SUNDRE – Wildlife compensation claims will be among several topics of discussion during an upcoming town hall for residents in the Bergen area.
That includes not only predatory wildlife such as black or grizzly bears that kill livestock, but also herbivorous animals such as elk and white tail deer that are also known to feast on hay, said Levi Neufeld, Fish and Wildlife district officer for the Sundre-Olds region.
“There has been in the past lots of issues of grizzly bears around that area,” he said. “That’ll be a huge topic.”
The elk population can also be another cause for concern for ranchers and farmers who want to protect their hay bales.
“We’ve been having lots of elk getting into hay stacks down there,” he said.
“It’s a huge issue. We’re probably sitting at 14 claims for the district so far this year,” he said during a phone interview on Feb. 23 when the Sundre Airport was reporting temperatures of roughly -25 C.
“Today alone, we got three different phone calls with this cold snap,” he said.
“With all this snow and the cold weather, they just hit the hay stacks,” he said, adding white tail deer are also known to help themselves to hay when grass becomes harder to reach in deeper snow.

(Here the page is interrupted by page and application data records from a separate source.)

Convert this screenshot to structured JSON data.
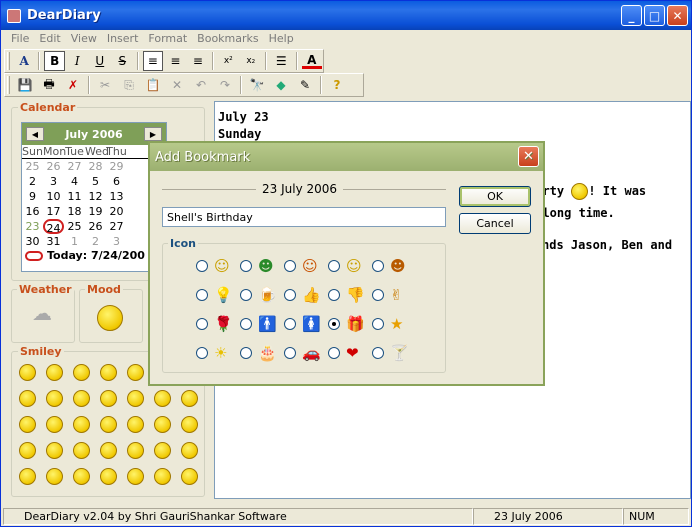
{
  "window": {
    "title": "DearDiary"
  },
  "menu": [
    "File",
    "Edit",
    "View",
    "Insert",
    "Format",
    "Bookmarks",
    "Help"
  ],
  "calendar": {
    "label": "Calendar",
    "month": "July 2006",
    "weekdays": [
      "Sun",
      "Mon",
      "Tue",
      "Wed",
      "Thu"
    ],
    "weeks": [
      [
        "25",
        "26",
        "27",
        "28",
        "29"
      ],
      [
        "2",
        "3",
        "4",
        "5",
        "6"
      ],
      [
        "9",
        "10",
        "11",
        "12",
        "13"
      ],
      [
        "16",
        "17",
        "18",
        "19",
        "20"
      ],
      [
        "23",
        "24",
        "25",
        "26",
        "27"
      ],
      [
        "30",
        "31",
        "1",
        "2",
        "3"
      ]
    ],
    "today_text": "Today: 7/24/200"
  },
  "panels": {
    "weather_label": "Weather",
    "mood_label": "Mood",
    "smiley_label": "Smiley"
  },
  "editor": {
    "lines": [
      "July 23",
      "Sunday",
      "",
      "",
      "party",
      "! It was",
      "a long time.",
      "",
      "nds Jason, Ben and"
    ]
  },
  "dialog": {
    "title": "Add Bookmark",
    "date": "23 July 2006",
    "name_value": "Shell's Birthday",
    "ok_label": "OK",
    "cancel_label": "Cancel",
    "icon_group_label": "Icon",
    "icons": [
      [
        "smile-icon",
        "grin-icon",
        "cool-icon",
        "wink-icon",
        "tongue-icon"
      ],
      [
        "bulb-icon",
        "beer-icon",
        "thumbs-up-icon",
        "thumbs-down-icon",
        "peace-icon"
      ],
      [
        "rose-icon",
        "man-icon",
        "woman-icon",
        "gift-icon",
        "star-icon"
      ],
      [
        "sun-icon",
        "cake-icon",
        "car-icon",
        "heart-icon",
        "cocktail-icon"
      ]
    ],
    "selected_icon": "gift-icon"
  },
  "status": {
    "app_text": "DearDiary v2.04 by Shri GauriShankar Software",
    "date": "23 July 2006",
    "num": "NUM"
  }
}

“And they can cause quite a bit of damage. So, there is compensation for that and there’s also fencing that is available on a case-by-case term,” he said, adding the process to submit claims will be outlined in detail during the town hall.
The town hall is scheduled for Monday, March 13 at the Bergen Hall starting at 6:30 p.m. and will include representatives from Fish and Wildlife, the Sundre RCMP, Alberta Conservation, Mountain View Bear Smart as well as a wildlife biologist.

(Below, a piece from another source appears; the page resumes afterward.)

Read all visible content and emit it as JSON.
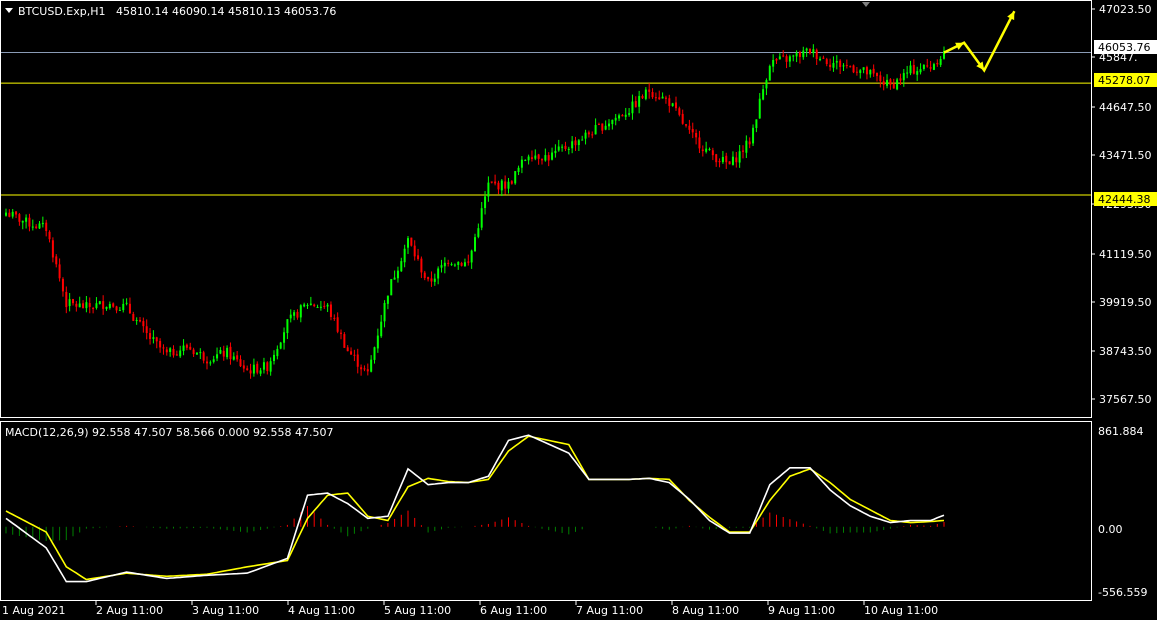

“The whole intent is to get stakeholders and individuals from the community out so they have an opportunity to ask questions,” said Neufeld. “It’s a very a positive environment the way I try to run them.”
His objective is to ensure participants are not only able to express frustrations but also hear from officials regarding “some of the trends and issues that we’re seeing (and) why there might be certain management actions in place, like tag allocations – those types of things.”
From there, he said the focus broadens outward on keeping open the lines of communication to improve working relationships and tackle issues such as night or closed-season hunting.
Neufeld, who in 2021 took on the position full-time following about a year as acting district officer, emphasized the importance of community engagement.
“I’m huge for community involvement; our job relies heavily on our community,” he said, later adding, “We’re nothing without stakeholders and the members of the community.”
Conservation as well as Fish and Wildlife officers are able to do a much better job when people in a community demonstrate an interest for wildlife and provide timely, detailed information about any number of infractions such as trespassing, he said.
“My whole entire intent is a positive open communication for them to address some of their concerns and frustrations and then work together and communicate,” he said.
Responding to a question about the main operational differences between Fish and Wildlife and Conservation, he said the former deals primarily with wildlife-related matters as well as fisheries, while the latter’s new updated mandate essentially amounts to a focus on issues pertaining to public lands, such as ensuring off-highway vehicle operators ride in approved areas and that campers do not exceed the 14-day stay limit on Crown land or build any permanent structures.